EXERCISE OBJECTIVE: All of the data is to be restated word for word.

'''

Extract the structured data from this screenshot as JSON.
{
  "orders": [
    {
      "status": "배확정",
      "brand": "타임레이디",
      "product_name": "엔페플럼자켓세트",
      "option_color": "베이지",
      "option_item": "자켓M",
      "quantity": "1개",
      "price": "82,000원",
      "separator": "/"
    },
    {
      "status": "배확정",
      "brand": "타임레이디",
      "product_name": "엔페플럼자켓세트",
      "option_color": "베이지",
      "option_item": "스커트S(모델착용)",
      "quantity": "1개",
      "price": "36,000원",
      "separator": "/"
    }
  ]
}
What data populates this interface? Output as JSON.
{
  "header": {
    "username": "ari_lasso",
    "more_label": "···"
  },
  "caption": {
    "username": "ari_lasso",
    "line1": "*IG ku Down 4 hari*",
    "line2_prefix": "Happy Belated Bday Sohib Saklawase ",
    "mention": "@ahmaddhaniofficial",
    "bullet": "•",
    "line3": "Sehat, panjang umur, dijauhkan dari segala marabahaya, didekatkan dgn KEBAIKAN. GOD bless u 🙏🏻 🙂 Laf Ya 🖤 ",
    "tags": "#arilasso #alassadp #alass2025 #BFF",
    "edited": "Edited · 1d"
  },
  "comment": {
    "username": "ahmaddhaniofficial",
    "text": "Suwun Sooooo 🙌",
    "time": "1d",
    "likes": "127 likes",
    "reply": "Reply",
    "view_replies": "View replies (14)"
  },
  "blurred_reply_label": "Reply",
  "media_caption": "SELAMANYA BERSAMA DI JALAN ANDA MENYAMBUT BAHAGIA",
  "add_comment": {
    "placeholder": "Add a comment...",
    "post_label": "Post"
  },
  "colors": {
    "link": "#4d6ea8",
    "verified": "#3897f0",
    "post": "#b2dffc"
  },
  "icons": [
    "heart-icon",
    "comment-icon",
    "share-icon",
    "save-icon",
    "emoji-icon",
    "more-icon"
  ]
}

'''

RESULT FOR THIS TASK:
Extract the structured data from this screenshot as JSON.
{
  "orders": [
    {
      "status": "배확정",
      "brand": "타임레이디",
      "product_name": "엔페플럼자켓세트",
      "option_color": "베이지",
      "option_item": "자켓M",
      "quantity": "1개",
      "price": "82,000원",
      "separator": "/"
    },
    {
      "status": "배확정",
      "brand": "타임레이디",
      "product_name": "엔페플럼자켓세트",
      "option_color": "베이지",
      "option_item": "스커트S(모델착용)",
      "quantity": "1개",
      "price": "36,000원",
      "separator": "/"
    }
  ]
}
What data populates this interface? Output as JSON.
{
  "header": {
    "username": "ari_lasso",
    "more_label": "···"
  },
  "caption": {
    "username": "ari_lasso",
    "line1": "*IG ku Down 4 hari*",
    "line2_prefix": "Happy Belated Bday Sohib Saklawase ",
    "mention": "@ahmaddhaniofficial",
    "bullet": "•",
    "line3": "Sehat, panjang umur, dijauhkan dari segala marabahaya, didekatkan dgn KEBAIKAN. GOD bless u 🙏🏻 🙂 Laf Ya 🖤 ",
    "tags": "#arilasso #alassadp #alass2025 #BFF",
    "edited": "Edited · 1d"
  },
  "comment": {
    "username": "ahmaddhaniofficial",
    "text": "Suwun Sooooo 🙌",
    "time": "1d",
    "likes": "127 likes",
    "reply": "Reply",
    "view_replies": "View replies (14)"
  },
  "blurred_reply_label": "Reply",
  "media_caption": "SELAMANYA BERSAMA DI JALAN ANDA MENYAMBUT BAHAGIA",
  "add_comment": {
    "placeholder": "Add a comment...",
    "post_label": "Post"
  },
  "colors": {
    "link": "#4d6ea8",
    "verified": "#3897f0",
    "post": "#b2dffc"
  },
  "icons": [
    "heart-icon",
    "comment-icon",
    "share-icon",
    "save-icon",
    "emoji-icon",
    "more-icon"
  ]
}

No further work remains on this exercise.